> [DATA RECORDS]
#####
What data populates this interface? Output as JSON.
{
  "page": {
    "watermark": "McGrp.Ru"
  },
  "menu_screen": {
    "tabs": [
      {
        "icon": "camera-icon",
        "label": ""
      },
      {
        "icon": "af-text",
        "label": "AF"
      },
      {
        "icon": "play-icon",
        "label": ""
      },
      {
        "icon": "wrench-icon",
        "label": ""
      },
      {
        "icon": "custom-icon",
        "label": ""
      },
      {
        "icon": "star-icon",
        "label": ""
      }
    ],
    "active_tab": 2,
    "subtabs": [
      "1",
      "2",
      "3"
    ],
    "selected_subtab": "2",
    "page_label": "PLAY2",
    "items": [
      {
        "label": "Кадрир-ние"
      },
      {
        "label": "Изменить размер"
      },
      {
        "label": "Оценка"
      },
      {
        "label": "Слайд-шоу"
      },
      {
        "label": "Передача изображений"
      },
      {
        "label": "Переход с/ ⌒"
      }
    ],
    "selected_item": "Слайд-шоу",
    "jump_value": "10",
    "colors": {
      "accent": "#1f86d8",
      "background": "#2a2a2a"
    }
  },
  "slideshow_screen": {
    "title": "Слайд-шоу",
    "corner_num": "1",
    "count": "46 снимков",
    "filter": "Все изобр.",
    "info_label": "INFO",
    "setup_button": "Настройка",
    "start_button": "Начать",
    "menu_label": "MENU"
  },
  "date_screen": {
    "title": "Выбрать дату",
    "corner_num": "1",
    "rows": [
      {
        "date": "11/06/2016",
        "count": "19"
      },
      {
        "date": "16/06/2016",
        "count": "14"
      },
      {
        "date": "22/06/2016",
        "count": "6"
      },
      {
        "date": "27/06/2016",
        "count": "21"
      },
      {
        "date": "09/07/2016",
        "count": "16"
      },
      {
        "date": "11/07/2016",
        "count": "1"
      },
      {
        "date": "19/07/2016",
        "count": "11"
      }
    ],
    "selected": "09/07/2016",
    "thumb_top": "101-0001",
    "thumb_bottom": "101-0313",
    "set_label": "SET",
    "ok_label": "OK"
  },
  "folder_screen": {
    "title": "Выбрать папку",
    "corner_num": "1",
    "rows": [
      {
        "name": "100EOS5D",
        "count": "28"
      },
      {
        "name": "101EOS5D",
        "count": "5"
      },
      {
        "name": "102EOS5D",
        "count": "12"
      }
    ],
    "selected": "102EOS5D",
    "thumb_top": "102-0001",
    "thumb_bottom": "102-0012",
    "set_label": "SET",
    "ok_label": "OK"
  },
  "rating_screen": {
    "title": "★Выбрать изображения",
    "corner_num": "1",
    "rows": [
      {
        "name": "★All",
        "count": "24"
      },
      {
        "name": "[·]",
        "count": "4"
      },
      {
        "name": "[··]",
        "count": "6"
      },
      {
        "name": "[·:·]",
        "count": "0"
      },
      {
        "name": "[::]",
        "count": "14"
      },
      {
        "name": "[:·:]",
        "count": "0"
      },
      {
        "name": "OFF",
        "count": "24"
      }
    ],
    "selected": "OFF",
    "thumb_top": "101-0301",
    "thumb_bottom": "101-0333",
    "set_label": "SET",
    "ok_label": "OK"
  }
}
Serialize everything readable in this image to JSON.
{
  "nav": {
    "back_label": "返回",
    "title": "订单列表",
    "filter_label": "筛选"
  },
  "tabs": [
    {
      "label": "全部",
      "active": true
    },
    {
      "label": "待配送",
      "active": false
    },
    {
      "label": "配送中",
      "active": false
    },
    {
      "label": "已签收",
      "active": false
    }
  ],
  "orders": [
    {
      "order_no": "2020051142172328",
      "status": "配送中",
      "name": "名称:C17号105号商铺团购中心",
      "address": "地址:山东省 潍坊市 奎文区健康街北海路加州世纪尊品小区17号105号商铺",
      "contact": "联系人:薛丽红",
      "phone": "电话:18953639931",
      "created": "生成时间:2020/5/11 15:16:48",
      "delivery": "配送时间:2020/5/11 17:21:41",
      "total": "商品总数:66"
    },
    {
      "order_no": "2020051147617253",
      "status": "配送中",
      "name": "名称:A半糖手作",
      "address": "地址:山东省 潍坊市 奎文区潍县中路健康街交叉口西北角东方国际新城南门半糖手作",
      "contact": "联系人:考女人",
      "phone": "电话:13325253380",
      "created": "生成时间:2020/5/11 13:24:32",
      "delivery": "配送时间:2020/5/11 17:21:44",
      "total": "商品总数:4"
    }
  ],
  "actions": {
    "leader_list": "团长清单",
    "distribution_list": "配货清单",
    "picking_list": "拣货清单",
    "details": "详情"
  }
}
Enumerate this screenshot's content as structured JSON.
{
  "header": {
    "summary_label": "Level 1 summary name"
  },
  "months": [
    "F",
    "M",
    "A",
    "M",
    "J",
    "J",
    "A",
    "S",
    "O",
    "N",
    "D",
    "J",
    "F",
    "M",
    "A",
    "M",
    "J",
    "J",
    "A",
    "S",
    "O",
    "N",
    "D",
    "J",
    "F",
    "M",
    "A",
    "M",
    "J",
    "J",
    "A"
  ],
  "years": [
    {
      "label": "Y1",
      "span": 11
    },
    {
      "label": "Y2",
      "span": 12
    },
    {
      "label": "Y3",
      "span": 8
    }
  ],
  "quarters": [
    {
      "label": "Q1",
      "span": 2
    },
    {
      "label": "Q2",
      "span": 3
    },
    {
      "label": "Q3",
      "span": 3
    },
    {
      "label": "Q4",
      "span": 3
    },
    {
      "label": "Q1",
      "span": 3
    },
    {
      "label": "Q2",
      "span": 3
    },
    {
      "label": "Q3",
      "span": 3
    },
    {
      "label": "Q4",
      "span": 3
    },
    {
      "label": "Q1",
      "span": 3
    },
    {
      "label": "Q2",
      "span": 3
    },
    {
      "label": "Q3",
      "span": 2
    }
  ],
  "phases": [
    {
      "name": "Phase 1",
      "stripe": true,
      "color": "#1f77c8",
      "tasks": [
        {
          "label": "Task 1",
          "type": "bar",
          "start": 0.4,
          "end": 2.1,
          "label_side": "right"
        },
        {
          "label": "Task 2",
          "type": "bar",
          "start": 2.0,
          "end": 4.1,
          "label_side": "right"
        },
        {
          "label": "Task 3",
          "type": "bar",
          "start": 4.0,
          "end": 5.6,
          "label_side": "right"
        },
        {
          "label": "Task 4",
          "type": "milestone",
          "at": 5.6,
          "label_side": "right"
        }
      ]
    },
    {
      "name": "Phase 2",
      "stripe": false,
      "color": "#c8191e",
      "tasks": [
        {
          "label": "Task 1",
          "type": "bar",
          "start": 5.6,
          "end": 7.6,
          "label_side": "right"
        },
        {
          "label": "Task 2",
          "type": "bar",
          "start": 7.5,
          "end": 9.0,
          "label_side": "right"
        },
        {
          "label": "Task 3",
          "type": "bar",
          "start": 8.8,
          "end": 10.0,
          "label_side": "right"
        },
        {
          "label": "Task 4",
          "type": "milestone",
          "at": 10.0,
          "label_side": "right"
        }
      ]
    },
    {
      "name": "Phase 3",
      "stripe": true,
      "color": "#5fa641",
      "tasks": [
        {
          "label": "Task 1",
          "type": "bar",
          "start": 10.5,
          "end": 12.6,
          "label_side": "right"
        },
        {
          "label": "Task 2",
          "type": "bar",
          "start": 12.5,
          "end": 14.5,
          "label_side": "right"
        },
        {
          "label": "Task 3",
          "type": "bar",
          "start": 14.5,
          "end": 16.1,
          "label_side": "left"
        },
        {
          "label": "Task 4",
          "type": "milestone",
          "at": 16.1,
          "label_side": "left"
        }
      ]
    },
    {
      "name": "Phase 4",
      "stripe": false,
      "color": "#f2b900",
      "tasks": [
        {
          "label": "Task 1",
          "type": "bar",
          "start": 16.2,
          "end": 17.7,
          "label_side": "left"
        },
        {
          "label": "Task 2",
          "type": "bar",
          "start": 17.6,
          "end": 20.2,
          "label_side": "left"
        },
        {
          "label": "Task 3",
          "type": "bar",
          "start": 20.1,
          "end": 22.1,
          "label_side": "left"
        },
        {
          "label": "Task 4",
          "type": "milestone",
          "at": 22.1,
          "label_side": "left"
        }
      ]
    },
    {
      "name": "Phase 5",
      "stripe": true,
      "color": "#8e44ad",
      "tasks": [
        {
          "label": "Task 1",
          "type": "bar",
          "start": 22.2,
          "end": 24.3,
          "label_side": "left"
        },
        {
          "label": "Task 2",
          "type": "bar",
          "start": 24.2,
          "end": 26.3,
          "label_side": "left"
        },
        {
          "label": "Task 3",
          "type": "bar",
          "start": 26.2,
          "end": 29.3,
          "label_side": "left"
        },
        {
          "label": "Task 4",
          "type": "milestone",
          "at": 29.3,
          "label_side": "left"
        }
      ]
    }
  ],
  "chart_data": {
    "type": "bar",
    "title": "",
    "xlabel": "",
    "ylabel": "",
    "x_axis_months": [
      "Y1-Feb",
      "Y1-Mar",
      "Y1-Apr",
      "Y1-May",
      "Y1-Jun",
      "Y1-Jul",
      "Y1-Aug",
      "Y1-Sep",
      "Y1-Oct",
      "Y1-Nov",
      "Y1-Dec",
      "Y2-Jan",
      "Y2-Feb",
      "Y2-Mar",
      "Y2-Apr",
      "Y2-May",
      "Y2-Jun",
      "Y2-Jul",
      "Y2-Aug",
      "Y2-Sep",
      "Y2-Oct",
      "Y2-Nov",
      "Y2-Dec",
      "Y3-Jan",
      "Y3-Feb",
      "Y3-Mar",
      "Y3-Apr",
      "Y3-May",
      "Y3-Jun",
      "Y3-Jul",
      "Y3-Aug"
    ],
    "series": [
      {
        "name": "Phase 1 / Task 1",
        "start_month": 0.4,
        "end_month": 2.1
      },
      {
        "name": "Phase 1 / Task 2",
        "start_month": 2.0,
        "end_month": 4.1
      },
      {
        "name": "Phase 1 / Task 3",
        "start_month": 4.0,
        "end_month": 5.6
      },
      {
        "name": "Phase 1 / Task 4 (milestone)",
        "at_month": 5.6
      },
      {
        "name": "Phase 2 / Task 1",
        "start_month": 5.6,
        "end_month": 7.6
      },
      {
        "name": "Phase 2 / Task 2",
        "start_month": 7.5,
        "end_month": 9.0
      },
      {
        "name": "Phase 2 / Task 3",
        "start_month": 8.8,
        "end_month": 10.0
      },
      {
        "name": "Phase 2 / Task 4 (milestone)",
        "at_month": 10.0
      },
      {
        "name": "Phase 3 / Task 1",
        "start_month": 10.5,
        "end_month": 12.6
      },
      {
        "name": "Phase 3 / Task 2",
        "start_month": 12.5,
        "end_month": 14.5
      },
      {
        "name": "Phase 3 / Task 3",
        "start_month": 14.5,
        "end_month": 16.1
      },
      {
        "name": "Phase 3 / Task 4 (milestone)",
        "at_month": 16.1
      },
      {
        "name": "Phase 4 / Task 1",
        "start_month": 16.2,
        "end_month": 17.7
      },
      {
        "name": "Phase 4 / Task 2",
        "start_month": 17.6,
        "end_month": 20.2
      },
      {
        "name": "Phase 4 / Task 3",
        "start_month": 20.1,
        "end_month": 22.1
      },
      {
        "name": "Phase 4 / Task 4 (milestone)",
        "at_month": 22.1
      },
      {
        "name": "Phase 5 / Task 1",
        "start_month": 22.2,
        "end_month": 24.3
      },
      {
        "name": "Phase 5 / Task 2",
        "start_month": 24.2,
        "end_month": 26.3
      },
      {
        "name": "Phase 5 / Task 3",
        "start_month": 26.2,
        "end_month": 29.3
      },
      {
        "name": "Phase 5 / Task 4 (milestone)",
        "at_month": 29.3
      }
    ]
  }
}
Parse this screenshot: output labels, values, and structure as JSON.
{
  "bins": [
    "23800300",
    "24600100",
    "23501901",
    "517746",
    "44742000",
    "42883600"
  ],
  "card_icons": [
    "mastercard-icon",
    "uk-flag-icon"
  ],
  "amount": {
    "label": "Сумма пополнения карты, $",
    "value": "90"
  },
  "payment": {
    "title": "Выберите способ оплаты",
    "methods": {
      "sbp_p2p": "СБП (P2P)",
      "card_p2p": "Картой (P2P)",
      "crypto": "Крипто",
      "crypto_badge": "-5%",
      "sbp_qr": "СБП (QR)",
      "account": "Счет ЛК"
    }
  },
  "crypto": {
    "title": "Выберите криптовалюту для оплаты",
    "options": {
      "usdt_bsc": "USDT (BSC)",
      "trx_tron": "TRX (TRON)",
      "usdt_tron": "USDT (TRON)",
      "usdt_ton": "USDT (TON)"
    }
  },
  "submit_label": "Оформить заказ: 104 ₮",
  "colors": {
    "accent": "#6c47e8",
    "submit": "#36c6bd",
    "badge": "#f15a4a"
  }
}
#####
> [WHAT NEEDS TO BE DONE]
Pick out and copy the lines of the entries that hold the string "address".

> [SOLUTION FOR THIS EXERCISE]
      "address": "地址:山东省 潍坊市 奎文区健康街北海路加州世纪尊品小区17号105号商铺",
      "address": "地址:山东省 潍坊市 奎文区潍县中路健康街交叉口西北角东方国际新城南门半糖手作",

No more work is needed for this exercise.